Lucian Bernhard - Werbung und Design im Aufbruch des 20. Jahrhunderts,
Plakate, Gebrauchsgrafik, Verpackungsdesign, Buchgestaltung, Schriftentwuerfe;
concept by Hubert Riedel, texts by Hubert Riedel, Rene Grohnert, Karl Bernhard;
Institut fuer Auslandbeziehungen e.V.
(1999), Linienstrasse 155, D-10115 Berlin, fax +49-30-282 3331;
176 pages, about 250 color reproductions, 24 x 31 cm, softcover; in german; 38 DEM (about 20 US$)
Published on the occasion of an international travelling exhibition, with a biography, bibliography, description of the exhibits and much more. This thorough book will become the standard work on the eminent german graphic designer from the beginning of the 20th century.
Many consider Lucian Bernhard to be the most important german graphic designer of the first part of this century, ranking him even higher than the better known Ludwig Hohlwein. He certainly had a more spectacular life than Hohlwein, and many details of it come to surface and are put into perspective in this book.
Born near Stuttgart as Emil Kahn, he run away from home at the age of 18 and arrived in Berlin as Lucian Bernhard in 1901. The well known artist Edmund Edel took him under his wings and brought him into contact with the printing company and poster publisher Hollerbaum & Schmidt. Right from his first poster, for a match company, his career was a phenomenal succes. By 1903, at the age of 20, he had his own studio in a prestigious location in the center of Berlin, in 1905 he was a founding member, and art director, of the Verein der Plakatfreunde, together with Dr. Hans Sachs who's private poster collection would one day be the biggest of the world. His book covers were in such demand that the publisher could calmly announce that he would charge one additional mark if the book had a Bernhard cover.
During World War 1, the german army requested his services for war loan posters, giving him enough freedom that he could continue his corporate identity work (a concept he invented) for a cigarette company. In 1922, he was appointed the first ever professor of graphic design, and in 1923 was invited for a lecture tour in the United States. He had all a graphic designer could ever dream of.
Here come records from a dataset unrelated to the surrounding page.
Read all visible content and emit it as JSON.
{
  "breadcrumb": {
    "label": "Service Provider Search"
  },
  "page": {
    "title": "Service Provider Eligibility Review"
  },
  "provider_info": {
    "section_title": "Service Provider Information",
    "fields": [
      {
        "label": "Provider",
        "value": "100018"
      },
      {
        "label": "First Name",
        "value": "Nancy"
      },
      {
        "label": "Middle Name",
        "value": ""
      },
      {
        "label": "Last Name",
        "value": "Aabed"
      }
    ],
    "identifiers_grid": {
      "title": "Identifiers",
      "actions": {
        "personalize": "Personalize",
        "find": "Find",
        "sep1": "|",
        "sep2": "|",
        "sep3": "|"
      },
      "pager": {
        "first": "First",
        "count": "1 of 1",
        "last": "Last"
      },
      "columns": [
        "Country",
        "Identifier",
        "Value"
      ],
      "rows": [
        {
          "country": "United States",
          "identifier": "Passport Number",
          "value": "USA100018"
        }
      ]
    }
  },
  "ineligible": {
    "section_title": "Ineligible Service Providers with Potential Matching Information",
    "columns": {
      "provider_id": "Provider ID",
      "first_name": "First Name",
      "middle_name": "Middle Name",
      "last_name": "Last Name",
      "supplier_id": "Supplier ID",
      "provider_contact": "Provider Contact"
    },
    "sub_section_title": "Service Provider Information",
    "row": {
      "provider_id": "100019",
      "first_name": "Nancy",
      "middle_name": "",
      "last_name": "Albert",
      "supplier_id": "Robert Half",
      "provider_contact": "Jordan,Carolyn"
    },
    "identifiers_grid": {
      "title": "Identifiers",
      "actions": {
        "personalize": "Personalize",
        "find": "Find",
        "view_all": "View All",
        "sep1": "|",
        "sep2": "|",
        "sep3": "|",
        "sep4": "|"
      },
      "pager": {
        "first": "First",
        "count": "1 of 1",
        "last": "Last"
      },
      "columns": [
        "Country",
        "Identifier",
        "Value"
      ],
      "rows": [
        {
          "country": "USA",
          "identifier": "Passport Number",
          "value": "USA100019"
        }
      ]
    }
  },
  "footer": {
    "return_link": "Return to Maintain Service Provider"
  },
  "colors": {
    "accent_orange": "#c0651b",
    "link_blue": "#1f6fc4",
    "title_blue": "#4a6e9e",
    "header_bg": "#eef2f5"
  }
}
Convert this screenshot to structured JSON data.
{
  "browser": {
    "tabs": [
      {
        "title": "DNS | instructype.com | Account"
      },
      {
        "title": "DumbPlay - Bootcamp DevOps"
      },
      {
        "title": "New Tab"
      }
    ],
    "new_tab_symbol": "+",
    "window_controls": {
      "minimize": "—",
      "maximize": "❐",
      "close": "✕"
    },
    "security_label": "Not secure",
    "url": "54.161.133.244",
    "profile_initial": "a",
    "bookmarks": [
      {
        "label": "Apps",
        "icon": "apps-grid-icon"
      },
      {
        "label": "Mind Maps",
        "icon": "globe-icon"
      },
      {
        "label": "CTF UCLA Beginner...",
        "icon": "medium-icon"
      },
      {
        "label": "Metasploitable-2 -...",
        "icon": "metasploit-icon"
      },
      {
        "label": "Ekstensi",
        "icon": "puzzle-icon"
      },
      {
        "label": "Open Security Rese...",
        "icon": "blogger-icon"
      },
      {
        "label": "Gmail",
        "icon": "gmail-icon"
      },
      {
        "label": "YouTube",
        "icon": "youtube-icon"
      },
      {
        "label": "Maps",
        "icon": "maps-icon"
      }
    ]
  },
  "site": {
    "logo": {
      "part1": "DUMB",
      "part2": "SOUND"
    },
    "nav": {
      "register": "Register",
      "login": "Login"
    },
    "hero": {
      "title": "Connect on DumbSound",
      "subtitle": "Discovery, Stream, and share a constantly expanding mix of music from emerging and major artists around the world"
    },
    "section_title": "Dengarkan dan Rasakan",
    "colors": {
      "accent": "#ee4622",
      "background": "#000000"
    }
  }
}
Unexpectedly, he decided to remain in New York, and his interests shifted to interior decoration, type design and finally painting. If you query the Adobe web site with the search term "Lucian Bernhard" you will still find plenty of Bernhard fonts. Needless to say, this monography is also set in Bernhard letters.
|1908, One of the first so-called Sachplakat. The idea was to show the product and the name of the company, nothing less and nothing more.||1908, Poster for the Association of Friends of the Poster. The lady in black is affectionately known as the "poster aunt"||1915, slightly changed version of Bernhard's first poster made in 1903 for a match company||1915, poster and logo for the cigarette company Manoli|
Lucian Bernhard was lucky beyond his death, in 1972, in having his biography written by Hubert Riedel, who is not only a very competent poster and book designer himself, but a long time Bernhard fan, and a meticulous researcher on top of it, an ideal combination indeed. Riedel told me that when he first saw a reproduction of the Manoli poster shown above, he gave up is job of milling machine operator and decided to become a graphic designer. This book is a tribute to both subject and author.
See more Bernhard posters here